§ Work order
For each line of the data below that includes the string "ffffff", count one, and answer with the sum only.

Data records
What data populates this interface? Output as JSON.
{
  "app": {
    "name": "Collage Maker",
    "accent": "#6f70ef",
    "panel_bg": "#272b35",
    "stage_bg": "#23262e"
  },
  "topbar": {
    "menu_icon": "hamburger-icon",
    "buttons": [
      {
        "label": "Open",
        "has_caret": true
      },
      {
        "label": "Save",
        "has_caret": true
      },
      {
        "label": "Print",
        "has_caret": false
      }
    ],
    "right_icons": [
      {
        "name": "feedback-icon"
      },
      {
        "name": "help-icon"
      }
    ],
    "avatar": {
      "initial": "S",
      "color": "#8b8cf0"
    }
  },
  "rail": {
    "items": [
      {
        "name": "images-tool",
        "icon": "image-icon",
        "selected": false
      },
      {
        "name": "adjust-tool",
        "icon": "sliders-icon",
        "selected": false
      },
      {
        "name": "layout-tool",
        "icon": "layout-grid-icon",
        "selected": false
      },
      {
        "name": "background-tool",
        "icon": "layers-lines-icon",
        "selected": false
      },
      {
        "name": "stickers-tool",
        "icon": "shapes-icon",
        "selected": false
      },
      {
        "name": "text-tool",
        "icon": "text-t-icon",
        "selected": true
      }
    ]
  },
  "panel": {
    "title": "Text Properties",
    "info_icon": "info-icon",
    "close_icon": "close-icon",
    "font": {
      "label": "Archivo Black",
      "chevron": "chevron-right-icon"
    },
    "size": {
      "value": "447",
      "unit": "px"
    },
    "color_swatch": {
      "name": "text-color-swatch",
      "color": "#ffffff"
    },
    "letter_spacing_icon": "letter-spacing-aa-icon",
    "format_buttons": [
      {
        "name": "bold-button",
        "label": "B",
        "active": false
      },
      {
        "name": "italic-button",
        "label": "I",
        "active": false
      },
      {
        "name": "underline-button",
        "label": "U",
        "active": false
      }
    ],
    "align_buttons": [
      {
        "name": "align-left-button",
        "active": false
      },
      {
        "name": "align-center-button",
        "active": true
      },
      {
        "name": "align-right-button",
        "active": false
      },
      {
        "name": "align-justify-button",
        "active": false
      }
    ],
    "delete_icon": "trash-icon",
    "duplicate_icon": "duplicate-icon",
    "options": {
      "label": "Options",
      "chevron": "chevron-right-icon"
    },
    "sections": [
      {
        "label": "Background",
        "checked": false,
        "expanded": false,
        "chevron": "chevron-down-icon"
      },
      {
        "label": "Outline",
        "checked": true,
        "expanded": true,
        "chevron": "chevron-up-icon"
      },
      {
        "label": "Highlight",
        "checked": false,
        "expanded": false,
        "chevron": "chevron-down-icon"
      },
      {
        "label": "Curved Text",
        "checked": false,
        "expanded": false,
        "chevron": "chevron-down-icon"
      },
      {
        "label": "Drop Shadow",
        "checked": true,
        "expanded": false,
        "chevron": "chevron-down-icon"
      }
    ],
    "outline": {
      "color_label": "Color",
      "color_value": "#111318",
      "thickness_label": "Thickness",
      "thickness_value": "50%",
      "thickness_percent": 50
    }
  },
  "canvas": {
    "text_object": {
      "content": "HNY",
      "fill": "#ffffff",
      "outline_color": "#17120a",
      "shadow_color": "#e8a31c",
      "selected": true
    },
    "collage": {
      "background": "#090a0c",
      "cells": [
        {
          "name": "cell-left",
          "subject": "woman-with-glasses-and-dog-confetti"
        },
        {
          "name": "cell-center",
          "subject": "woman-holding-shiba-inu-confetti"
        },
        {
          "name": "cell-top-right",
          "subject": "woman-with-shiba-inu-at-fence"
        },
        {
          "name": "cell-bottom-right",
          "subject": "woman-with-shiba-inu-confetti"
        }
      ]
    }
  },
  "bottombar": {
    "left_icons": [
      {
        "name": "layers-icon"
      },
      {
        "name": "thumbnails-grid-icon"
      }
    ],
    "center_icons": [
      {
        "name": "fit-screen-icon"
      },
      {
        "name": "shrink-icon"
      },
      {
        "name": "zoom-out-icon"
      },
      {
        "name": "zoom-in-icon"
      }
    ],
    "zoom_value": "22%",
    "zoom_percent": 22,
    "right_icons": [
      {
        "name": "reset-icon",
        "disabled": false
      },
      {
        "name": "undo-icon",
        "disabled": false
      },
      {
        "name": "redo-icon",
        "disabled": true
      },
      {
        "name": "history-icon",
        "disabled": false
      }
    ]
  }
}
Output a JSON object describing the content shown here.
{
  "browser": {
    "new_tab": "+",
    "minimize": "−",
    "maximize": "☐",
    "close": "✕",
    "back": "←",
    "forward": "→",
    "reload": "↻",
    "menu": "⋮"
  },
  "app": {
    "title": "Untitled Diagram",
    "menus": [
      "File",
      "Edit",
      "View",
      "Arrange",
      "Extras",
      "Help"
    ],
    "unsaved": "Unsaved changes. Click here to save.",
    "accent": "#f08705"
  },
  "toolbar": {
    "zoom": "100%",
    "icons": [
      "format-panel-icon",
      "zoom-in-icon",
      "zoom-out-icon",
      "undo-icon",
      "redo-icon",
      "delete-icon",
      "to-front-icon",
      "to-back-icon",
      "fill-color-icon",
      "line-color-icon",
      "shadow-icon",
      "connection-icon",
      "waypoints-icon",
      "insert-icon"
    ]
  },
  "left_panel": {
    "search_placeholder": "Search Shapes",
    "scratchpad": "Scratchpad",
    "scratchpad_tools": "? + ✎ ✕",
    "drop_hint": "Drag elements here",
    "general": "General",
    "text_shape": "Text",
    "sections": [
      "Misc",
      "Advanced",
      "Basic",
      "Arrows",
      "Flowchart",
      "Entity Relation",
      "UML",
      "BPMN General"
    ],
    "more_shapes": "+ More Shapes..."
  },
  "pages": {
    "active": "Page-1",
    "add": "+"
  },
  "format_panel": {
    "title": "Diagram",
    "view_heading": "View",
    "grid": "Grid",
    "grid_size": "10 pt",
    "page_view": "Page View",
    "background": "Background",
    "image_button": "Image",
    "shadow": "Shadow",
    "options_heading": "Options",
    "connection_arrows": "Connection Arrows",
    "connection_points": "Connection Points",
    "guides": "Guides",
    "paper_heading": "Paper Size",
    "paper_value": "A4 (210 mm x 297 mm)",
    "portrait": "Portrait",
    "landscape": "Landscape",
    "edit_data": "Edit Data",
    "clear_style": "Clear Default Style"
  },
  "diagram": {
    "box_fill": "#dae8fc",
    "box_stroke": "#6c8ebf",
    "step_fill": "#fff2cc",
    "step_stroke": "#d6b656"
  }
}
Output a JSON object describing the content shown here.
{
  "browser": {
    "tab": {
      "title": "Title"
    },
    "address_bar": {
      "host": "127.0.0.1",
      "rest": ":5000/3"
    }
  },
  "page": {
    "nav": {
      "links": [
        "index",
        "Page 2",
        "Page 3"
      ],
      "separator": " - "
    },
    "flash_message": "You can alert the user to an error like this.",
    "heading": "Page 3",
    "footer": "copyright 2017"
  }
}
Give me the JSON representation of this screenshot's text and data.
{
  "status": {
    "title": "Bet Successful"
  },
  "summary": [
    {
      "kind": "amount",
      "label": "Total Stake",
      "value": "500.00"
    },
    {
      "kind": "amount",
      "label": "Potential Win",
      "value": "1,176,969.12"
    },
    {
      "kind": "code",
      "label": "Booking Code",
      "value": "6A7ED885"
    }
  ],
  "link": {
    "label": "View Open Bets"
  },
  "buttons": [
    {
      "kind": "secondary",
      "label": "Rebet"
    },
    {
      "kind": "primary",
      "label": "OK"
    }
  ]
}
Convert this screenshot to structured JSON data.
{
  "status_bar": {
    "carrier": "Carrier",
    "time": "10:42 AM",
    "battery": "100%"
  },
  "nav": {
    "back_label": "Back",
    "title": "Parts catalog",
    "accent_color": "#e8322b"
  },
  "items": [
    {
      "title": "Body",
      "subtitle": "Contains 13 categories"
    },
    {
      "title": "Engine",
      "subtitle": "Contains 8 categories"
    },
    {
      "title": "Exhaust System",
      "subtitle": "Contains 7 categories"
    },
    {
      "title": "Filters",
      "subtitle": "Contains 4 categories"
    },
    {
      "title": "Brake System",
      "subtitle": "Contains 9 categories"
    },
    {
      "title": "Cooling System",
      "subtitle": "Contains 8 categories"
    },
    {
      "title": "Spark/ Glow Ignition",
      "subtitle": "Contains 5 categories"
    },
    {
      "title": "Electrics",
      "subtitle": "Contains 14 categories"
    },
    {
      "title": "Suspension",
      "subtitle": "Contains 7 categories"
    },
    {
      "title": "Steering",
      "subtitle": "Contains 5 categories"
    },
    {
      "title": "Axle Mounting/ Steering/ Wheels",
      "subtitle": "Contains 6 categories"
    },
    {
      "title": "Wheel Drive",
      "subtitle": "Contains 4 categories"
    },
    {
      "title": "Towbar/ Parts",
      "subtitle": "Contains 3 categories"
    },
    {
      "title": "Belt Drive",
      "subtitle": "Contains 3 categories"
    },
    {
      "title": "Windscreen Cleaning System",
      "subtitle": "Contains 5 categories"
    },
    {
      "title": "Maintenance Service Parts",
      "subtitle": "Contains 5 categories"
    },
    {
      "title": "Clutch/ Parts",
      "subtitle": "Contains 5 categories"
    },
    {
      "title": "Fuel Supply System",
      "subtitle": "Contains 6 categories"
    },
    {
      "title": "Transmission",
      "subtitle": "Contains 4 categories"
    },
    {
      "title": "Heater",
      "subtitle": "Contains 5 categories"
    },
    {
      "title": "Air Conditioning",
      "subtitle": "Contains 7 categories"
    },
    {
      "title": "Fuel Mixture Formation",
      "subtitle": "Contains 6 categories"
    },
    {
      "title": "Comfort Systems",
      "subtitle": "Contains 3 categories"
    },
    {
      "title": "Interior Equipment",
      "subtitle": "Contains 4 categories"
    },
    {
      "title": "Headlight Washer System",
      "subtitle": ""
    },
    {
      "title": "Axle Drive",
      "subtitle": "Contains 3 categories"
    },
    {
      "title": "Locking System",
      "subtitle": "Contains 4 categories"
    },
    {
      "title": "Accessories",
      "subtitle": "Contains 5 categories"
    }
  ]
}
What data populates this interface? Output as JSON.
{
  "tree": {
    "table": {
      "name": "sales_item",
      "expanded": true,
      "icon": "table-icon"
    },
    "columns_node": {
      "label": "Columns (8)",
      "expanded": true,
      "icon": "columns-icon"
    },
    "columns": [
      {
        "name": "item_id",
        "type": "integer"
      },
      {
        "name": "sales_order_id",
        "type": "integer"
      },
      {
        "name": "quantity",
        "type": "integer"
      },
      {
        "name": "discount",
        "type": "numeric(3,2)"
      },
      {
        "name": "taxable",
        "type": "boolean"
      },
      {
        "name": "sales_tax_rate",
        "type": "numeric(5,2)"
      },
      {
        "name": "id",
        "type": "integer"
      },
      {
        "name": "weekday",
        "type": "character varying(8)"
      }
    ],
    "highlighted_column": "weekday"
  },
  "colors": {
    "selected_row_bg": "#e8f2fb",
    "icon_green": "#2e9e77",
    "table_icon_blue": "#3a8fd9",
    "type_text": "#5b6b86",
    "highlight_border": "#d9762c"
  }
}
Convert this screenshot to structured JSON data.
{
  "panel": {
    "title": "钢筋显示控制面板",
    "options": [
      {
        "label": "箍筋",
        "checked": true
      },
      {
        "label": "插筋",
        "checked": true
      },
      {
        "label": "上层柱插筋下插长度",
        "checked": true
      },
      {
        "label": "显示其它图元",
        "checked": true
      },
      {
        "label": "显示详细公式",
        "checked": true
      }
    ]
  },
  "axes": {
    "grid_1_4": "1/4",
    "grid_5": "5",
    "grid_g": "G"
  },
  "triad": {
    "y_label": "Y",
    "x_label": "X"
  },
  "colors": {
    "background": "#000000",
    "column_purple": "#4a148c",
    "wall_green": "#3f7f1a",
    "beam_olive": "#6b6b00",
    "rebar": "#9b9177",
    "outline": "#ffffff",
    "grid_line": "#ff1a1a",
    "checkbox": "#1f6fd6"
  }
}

§ Task solution
3